Kyle Faulkner, superintendent of the Sandy Creek Central School District in Oswego County, says he's looking forward to addressing student attendance through the program.

"It’s something that as a district we are very interested in coming up with new, innovative ways, techniques to make sure our kids come to school because the bottom line is, they are not going to be successful unless they come to school," Faulkner said.

The Lafayette Central School District in Onondaga County, Canastota Central School District in Madison County, Thousand Islands Central School District in Jefferson County, Cato-Meridian Central School District in Cayuga County, and Mexico Central School District and Pulaski Academy & Central School District in Oswego County are also taking part in the project.

These and other school districts will collaborate with each other over the five-year study on their approaches and findings.

"I think it’s great seeing research and seeing what the data shows, but at the same time quite often more importantly is the opportunity to work with  districts that are going through similar problems, dealing with similar issues," He said.

The first meeting is scheduled to take place this fall.

Payne Horning is a reporter and producer, primarily focusing on the city of Oswego and Oswego County.

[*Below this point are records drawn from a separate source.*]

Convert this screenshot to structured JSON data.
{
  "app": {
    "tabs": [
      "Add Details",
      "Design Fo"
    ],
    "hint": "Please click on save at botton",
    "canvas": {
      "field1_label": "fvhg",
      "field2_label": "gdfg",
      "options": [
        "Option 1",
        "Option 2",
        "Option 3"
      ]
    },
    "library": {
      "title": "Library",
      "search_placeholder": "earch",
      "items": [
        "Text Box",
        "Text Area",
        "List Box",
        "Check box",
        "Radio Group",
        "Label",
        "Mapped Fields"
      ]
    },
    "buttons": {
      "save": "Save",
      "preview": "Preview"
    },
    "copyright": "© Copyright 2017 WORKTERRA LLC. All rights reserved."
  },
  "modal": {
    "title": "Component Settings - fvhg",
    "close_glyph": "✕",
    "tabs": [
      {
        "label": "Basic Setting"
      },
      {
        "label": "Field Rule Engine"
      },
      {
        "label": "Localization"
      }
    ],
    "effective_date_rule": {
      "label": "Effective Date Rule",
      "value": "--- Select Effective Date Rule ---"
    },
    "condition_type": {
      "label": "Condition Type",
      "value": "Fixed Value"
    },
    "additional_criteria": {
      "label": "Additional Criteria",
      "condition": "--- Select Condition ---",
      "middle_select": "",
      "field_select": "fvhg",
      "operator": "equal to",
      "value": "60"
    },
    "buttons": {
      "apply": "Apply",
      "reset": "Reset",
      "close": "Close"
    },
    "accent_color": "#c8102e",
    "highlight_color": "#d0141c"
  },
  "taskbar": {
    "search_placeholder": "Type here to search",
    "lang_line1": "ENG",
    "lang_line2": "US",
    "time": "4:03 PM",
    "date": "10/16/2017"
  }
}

He has a passion for covering local politics and how it impacts the lives of everyday citizens. Originally from Iowa, Horning moved to Muncie, Indiana to study journalism, telecommunications and political science at Ball State University. While there, he worked as a reporter and substitute host at Indiana Public Radio. He also covered the 2015 session of the Indiana General Assembly for the statewide Indiana Public Broadcasting network.